───── DATASET RECORDS ─────

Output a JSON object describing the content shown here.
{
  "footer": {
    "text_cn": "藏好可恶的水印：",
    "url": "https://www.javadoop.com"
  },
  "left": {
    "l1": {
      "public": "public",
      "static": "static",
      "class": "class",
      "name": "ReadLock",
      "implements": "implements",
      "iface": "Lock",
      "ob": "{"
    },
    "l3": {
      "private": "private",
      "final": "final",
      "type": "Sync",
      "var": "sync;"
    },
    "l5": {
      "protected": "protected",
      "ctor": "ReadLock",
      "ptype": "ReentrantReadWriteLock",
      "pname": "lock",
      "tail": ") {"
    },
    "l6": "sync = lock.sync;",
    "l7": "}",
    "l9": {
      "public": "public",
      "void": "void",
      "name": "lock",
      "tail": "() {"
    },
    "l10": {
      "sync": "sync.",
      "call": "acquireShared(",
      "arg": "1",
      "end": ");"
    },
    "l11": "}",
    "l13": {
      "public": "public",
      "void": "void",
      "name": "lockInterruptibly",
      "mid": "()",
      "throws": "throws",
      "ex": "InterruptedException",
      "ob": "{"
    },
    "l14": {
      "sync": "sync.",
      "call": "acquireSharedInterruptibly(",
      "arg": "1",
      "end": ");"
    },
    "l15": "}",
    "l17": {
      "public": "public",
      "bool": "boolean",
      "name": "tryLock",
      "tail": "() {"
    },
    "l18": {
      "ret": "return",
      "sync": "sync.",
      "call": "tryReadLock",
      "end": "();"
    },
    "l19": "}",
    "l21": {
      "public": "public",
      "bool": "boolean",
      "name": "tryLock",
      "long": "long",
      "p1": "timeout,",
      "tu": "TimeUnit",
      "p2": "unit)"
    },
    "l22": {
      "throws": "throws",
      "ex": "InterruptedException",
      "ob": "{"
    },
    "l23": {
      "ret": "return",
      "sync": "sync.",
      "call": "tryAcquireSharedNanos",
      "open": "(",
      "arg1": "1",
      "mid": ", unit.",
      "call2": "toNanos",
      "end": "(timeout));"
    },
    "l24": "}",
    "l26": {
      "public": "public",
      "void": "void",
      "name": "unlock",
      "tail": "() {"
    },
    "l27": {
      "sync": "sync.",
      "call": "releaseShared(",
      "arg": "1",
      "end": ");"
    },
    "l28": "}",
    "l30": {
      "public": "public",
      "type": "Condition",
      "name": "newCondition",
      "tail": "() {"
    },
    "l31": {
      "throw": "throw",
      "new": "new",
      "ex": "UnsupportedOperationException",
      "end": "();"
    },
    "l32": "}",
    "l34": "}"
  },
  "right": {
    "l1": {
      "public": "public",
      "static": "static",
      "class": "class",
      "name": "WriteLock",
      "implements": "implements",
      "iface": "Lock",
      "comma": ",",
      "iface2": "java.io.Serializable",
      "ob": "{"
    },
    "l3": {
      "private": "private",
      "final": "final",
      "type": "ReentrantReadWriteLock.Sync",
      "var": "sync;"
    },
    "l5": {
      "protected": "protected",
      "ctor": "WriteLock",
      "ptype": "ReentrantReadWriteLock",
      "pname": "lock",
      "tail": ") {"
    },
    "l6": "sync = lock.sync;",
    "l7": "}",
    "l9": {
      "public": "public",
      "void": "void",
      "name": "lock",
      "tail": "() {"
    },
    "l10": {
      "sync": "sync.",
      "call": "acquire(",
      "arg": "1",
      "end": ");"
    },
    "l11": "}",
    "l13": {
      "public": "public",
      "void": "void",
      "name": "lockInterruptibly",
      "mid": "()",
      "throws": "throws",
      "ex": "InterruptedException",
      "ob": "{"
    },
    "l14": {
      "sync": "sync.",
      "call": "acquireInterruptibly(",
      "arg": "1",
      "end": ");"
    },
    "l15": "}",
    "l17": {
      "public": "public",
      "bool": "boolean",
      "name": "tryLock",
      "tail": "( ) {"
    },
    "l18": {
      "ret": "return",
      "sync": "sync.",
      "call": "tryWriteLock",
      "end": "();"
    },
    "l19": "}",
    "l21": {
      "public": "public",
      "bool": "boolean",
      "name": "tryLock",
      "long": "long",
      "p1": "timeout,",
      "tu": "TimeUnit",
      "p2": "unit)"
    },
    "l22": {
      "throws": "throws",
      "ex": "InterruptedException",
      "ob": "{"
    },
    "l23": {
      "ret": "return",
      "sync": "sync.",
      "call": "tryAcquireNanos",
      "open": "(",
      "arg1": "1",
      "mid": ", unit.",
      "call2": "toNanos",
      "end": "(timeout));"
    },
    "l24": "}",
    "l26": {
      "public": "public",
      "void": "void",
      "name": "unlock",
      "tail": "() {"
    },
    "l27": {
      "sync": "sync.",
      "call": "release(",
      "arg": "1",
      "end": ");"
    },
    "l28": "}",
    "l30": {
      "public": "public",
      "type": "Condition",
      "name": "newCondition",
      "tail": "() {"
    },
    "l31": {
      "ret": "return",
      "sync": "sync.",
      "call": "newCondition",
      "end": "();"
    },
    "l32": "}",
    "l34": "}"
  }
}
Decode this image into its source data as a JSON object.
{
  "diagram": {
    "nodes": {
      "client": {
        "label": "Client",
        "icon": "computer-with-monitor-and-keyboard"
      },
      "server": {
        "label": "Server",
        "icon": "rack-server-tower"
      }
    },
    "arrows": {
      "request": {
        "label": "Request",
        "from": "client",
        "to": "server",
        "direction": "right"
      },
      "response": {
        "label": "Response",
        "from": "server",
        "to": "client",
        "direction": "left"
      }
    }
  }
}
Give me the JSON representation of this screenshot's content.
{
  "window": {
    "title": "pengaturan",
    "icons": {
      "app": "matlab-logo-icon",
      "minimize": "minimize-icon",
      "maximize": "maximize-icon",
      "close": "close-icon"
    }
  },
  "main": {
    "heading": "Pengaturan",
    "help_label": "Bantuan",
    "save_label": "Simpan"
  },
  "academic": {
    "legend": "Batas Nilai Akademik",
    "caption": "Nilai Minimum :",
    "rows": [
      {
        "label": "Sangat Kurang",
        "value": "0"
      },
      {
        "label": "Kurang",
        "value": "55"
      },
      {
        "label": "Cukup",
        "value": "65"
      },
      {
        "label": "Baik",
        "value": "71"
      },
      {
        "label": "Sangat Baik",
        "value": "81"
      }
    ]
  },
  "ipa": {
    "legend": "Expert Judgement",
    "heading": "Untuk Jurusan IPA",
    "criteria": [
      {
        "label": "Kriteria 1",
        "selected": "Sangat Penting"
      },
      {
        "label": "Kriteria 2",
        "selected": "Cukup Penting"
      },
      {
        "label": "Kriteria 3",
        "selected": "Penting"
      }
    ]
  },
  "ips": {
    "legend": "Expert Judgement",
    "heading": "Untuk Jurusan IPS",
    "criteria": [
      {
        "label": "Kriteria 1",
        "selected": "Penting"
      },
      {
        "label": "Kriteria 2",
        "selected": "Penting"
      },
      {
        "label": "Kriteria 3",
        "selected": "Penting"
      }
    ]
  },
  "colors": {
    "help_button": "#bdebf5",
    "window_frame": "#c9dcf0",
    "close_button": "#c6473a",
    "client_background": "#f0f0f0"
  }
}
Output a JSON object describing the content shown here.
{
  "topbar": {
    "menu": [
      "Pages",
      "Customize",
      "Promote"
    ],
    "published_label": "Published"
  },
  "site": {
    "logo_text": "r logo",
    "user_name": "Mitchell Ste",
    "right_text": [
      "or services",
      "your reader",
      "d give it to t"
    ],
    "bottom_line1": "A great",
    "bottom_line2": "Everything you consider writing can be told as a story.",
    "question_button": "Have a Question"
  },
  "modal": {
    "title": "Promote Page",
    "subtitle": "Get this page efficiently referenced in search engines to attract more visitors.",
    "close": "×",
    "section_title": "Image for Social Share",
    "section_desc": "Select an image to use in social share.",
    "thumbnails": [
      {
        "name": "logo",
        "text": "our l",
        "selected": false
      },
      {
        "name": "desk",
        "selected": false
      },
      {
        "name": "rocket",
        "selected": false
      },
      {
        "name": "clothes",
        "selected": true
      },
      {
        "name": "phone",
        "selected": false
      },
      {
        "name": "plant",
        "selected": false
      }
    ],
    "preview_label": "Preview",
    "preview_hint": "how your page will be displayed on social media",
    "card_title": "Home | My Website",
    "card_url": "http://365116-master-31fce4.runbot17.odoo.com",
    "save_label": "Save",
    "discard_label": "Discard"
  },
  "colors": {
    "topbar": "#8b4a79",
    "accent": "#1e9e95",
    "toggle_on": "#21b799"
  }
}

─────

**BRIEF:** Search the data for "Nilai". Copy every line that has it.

**REPLY:**
    "legend": "Batas Nilai Akademik",
    "caption": "Nilai Minimum :",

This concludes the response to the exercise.